**ACTION ITEM**
What lines of the material below include the string "ImportID"? Copy all of them.

**RECORDS PROVIDED**
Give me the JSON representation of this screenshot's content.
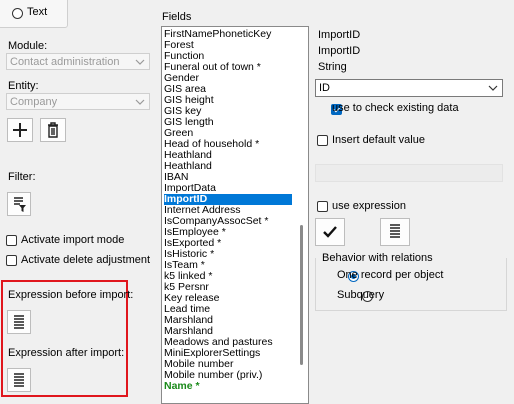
{
  "left": {
    "text_option": "Text",
    "module_label": "Module:",
    "module_value": "Contact administration",
    "entity_label": "Entity:",
    "entity_value": "Company",
    "filter_label": "Filter:",
    "activate_import_mode": "Activate import mode",
    "activate_delete_adjustment": "Activate delete adjustment",
    "expression_before": "Expression before import:",
    "expression_after": "Expression after import:"
  },
  "fields": {
    "heading": "Fields",
    "items": [
      "FirstNamePhoneticKey",
      "Forest",
      "Function",
      "Funeral out of town *",
      "Gender",
      "GIS area",
      "GIS height",
      "GIS key",
      "GIS length",
      "Green",
      "Head of household *",
      "Heathland",
      "Heathland",
      "IBAN",
      "ImportData",
      "ImportID",
      "Internet Address",
      "IsCompanyAssocSet *",
      "IsEmployee *",
      "IsExported *",
      "IsHistoric *",
      "IsTeam *",
      "k5 linked *",
      "k5 Persnr",
      "Key release",
      "Lead time",
      "Marshland",
      "Marshland",
      "Meadows and pastures",
      "MiniExplorerSettings",
      "Mobile number",
      "Mobile number (priv.)",
      "Name *"
    ],
    "selected_index": 15,
    "green_index": 32
  },
  "right": {
    "field_name": "ImportID",
    "field_caption": "ImportID",
    "field_type": "String",
    "key_value": "ID",
    "use_to_check": "use to check existing data",
    "insert_default": "Insert default value",
    "use_expression": "use expression",
    "behavior_heading": "Behavior with relations",
    "one_record": "One record per object",
    "subquery": "Subquery"
  },
  "colors": {
    "highlight_box": "#e0161d",
    "selection": "#0078d7",
    "accent": "#0067c0"
  }
}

**COMPLETED TASK**
      "ImportID",
    "field_name": "ImportID",
    "field_caption": "ImportID",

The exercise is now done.